WHAT YOU ARE ASKED TO DO: Images embedded in the records are excluded; print everything else exactly as given.

GIVEN DATA:
┌──

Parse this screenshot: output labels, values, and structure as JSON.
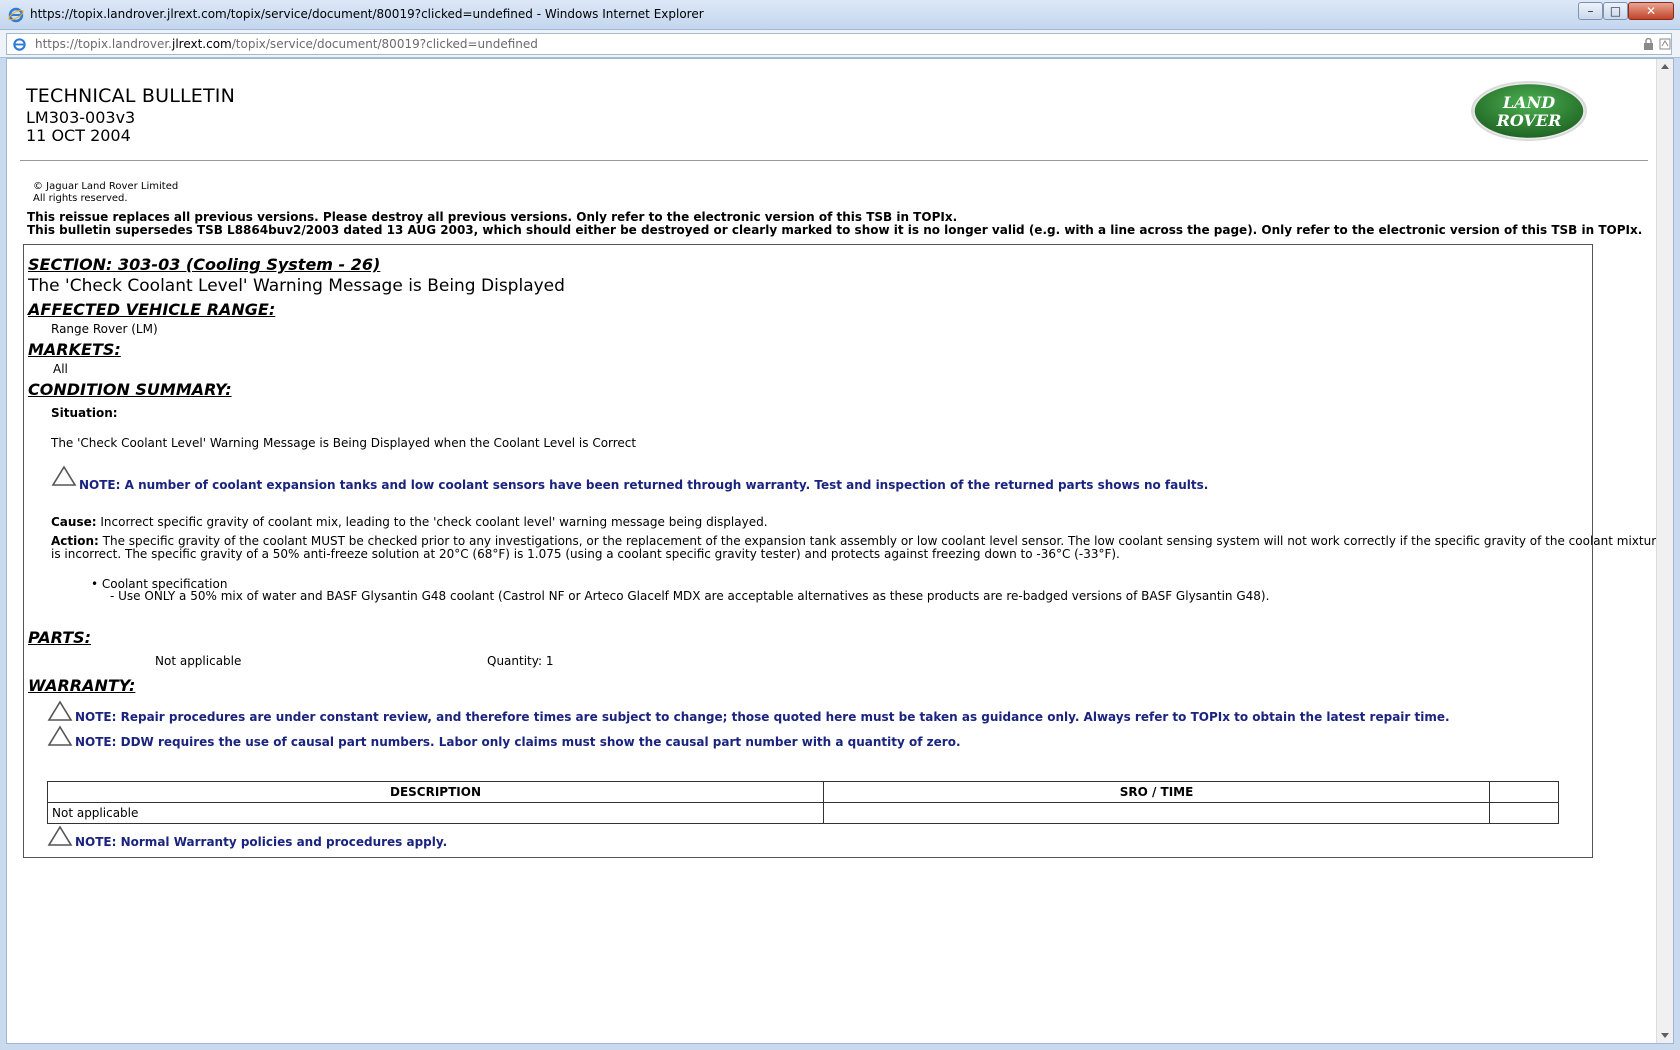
{
  "window": {
    "title": "https://topix.landrover.jlrext.com/topix/service/document/80019?clicked=undefined - Windows Internet Explorer",
    "min_glyph": "–",
    "max_glyph": "□",
    "close_glyph": "✕"
  },
  "address": {
    "url_prefix": "https://topix.landrover.",
    "url_host": "jlrext.com",
    "url_suffix": "/topix/service/document/80019?clicked=undefined"
  },
  "bulletin": {
    "title": "TECHNICAL BULLETIN",
    "id": "LM303-003v3",
    "date": "11 OCT 2004",
    "logo_line1": "LAND",
    "logo_line2": "ROVER",
    "copyright_line1": "© Jaguar Land Rover Limited",
    "copyright_line2": "All rights reserved.",
    "reissue_line1": "This reissue replaces all previous versions. Please destroy all previous versions. Only refer to the electronic version of this TSB in TOPIx.",
    "reissue_line2": "This bulletin supersedes TSB L8864buv2/2003 dated 13 AUG 2003, which should either be destroyed or clearly marked to show it is no longer valid (e.g. with a line across the page). Only refer to the electronic version of this TSB in TOPIx."
  },
  "section": {
    "heading": "SECTION: 303-03 (Cooling System - 26)",
    "subject": "The 'Check Coolant Level' Warning Message is Being Displayed"
  },
  "affected": {
    "heading": "AFFECTED VEHICLE RANGE:",
    "value": "Range Rover (LM)"
  },
  "markets": {
    "heading": "MARKETS:",
    "value": "All"
  },
  "condition": {
    "heading": "CONDITION SUMMARY:",
    "situation_label": "Situation:",
    "situation_text": "The 'Check Coolant Level' Warning Message is Being Displayed when the Coolant Level is Correct",
    "note": "NOTE: A number of coolant expansion tanks and low coolant sensors have been returned through warranty. Test and inspection of the returned parts shows no faults.",
    "cause_label": "Cause:",
    "cause_text": "Incorrect specific gravity of coolant mix, leading to the 'check coolant level' warning message being displayed.",
    "action_label": "Action:",
    "action_text_line1": "The specific gravity of the coolant MUST be checked prior to any investigations, or the replacement of the expansion tank assembly or low coolant level sensor. The low coolant sensing system will not work correctly if the specific gravity of the coolant mixture",
    "action_text_line2": "is incorrect. The specific gravity of a 50% anti-freeze solution at 20°C (68°F) is 1.075 (using a coolant specific gravity tester) and protects against freezing down to -36°C (-33°F).",
    "bullet": "• Coolant specification",
    "bullet_sub": "- Use ONLY a 50% mix of water and BASF Glysantin G48 coolant (Castrol NF or Arteco Glacelf MDX are acceptable alternatives as these products are re-badged versions of BASF Glysantin G48)."
  },
  "parts": {
    "heading": "PARTS:",
    "description": "Not applicable",
    "quantity": "Quantity: 1"
  },
  "warranty": {
    "heading": "WARRANTY:",
    "note1": "NOTE: Repair procedures are under constant review, and therefore times are subject to change; those quoted here must be taken as guidance only. Always refer to TOPIx to obtain the latest repair time.",
    "note2": "NOTE: DDW requires the use of causal part numbers. Labor only claims must show the causal part number with a quantity of zero.",
    "table": {
      "headers": [
        "DESCRIPTION",
        "SRO / TIME",
        ""
      ],
      "rows": [
        [
          "Not applicable",
          "",
          ""
        ]
      ]
    },
    "note3": "NOTE: Normal Warranty policies and procedures apply."
  },
  "colors": {
    "note_text": "#1a237e",
    "logo_green": "#2e7d32"
  }
}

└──

WRITTEN RESPONSE:
Parse this screenshot: output labels, values, and structure as JSON.
{
  "window": {
    "title": "https://topix.landrover.jlrext.com/topix/service/document/80019?clicked=undefined - Windows Internet Explorer",
    "min_glyph": "–",
    "max_glyph": "□",
    "close_glyph": "✕"
  },
  "address": {
    "url_prefix": "https://topix.landrover.",
    "url_host": "jlrext.com",
    "url_suffix": "/topix/service/document/80019?clicked=undefined"
  },
  "bulletin": {
    "title": "TECHNICAL BULLETIN",
    "id": "LM303-003v3",
    "date": "11 OCT 2004",
    "logo_line1": "LAND",
    "logo_line2": "ROVER",
    "copyright_line1": "© Jaguar Land Rover Limited",
    "copyright_line2": "All rights reserved.",
    "reissue_line1": "This reissue replaces all previous versions. Please destroy all previous versions. Only refer to the electronic version of this TSB in TOPIx.",
    "reissue_line2": "This bulletin supersedes TSB L8864buv2/2003 dated 13 AUG 2003, which should either be destroyed or clearly marked to show it is no longer valid (e.g. with a line across the page). Only refer to the electronic version of this TSB in TOPIx."
  },
  "section": {
    "heading": "SECTION: 303-03 (Cooling System - 26)",
    "subject": "The 'Check Coolant Level' Warning Message is Being Displayed"
  },
  "affected": {
    "heading": "AFFECTED VEHICLE RANGE:",
    "value": "Range Rover (LM)"
  },
  "markets": {
    "heading": "MARKETS:",
    "value": "All"
  },
  "condition": {
    "heading": "CONDITION SUMMARY:",
    "situation_label": "Situation:",
    "situation_text": "The 'Check Coolant Level' Warning Message is Being Displayed when the Coolant Level is Correct",
    "note": "NOTE: A number of coolant expansion tanks and low coolant sensors have been returned through warranty. Test and inspection of the returned parts shows no faults.",
    "cause_label": "Cause:",
    "cause_text": "Incorrect specific gravity of coolant mix, leading to the 'check coolant level' warning message being displayed.",
    "action_label": "Action:",
    "action_text_line1": "The specific gravity of the coolant MUST be checked prior to any investigations, or the replacement of the expansion tank assembly or low coolant level sensor. The low coolant sensing system will not work correctly if the specific gravity of the coolant mixture",
    "action_text_line2": "is incorrect. The specific gravity of a 50% anti-freeze solution at 20°C (68°F) is 1.075 (using a coolant specific gravity tester) and protects against freezing down to -36°C (-33°F).",
    "bullet": "• Coolant specification",
    "bullet_sub": "- Use ONLY a 50% mix of water and BASF Glysantin G48 coolant (Castrol NF or Arteco Glacelf MDX are acceptable alternatives as these products are re-badged versions of BASF Glysantin G48)."
  },
  "parts": {
    "heading": "PARTS:",
    "description": "Not applicable",
    "quantity": "Quantity: 1"
  },
  "warranty": {
    "heading": "WARRANTY:",
    "note1": "NOTE: Repair procedures are under constant review, and therefore times are subject to change; those quoted here must be taken as guidance only. Always refer to TOPIx to obtain the latest repair time.",
    "note2": "NOTE: DDW requires the use of causal part numbers. Labor only claims must show the causal part number with a quantity of zero.",
    "table": {
      "headers": [
        "DESCRIPTION",
        "SRO / TIME",
        ""
      ],
      "rows": [
        [
          "Not applicable",
          "",
          ""
        ]
      ]
    },
    "note3": "NOTE: Normal Warranty policies and procedures apply."
  },
  "colors": {
    "note_text": "#1a237e",
    "logo_green": "#2e7d32"
  }
}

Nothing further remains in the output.